Somewhere in the future, there is a dancefloor that will have been built up at the right pace, and held at the right pitch all night, and come 4am, it will be time to unleash this emotional bomb.

Tuesday, May 05, 2009

Richie Hawtin, Traktor and Twitter

An interesting development in the world of music technology seems (to me) to have happened.

Infamous DJ/producer Richie Hawtin has done something quite interesting – hooking up his Traktor DJ setup to his Twitter account. The result? You get a non-stop live stream on twitter of every track he’s playing on Traktor. As a lot of the stuff he plays is downloads and digital obscurities, this is a pretty amazing way to trawl through what he’s playing and find out odd bits and pieces.

As usual with all things Hawtin, it’s ignited fierce debate across the blogosphere. Some people think it’s the worst thing ever – that he is purely publicising himself without offering anything useful musically. Others think it’s a genuine leap forward.

I’m no big fan of Mr Hawtin’s current direction – it seems to be more and more of the same sub-Berlin minimal plodathon that is flavour of the month at the moment – records full of suspense and mid-paced tension, but without the set phrasing that suggests that it actually ever goes anywhere, or delivers anything at the end. That’s what I get from the ‘minimal’ scene anyway – it seems to me to be lacking dynamics to say the least.

But one thing that the ex-Plastikman does that is to be highly commended is that he seems to put much more stock in a sense of ambition, rather than acting with what some would see as authenticity. While others are revering the original techno formulas and the first wave of Detroit artists (and these guys deserve their due, but music is a living thing not a museum piece), Richie is out bending the formulas and pushing the technological boundaries.

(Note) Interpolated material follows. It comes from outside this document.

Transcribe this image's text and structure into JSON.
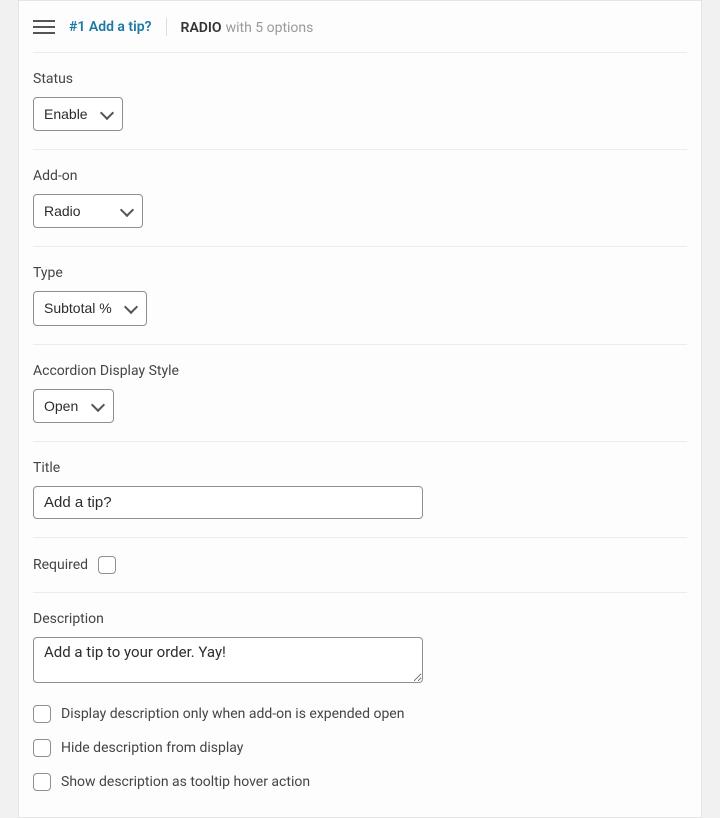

Granted, sometimes he seems more interested in pushing the technical boundaries than actually progressing the music – but technical progression and new techniques tend to give birth to new types of music (Karl Steinberg didn’t invent house music, but he certainly helped), so he doesn’t have to write it himself to have a profound effect on what is happening artistically.

I think this is a great new example of someone putting collaborative web tools and new digital music technology together in an interesting (and highly accessible) way. The fact that I hate digital Djing, and dislike Twitter does not take away from the fact that this is a really interesting development, and anyone that values mutation and experimentation should applaud anyone that is out there trying new stuff.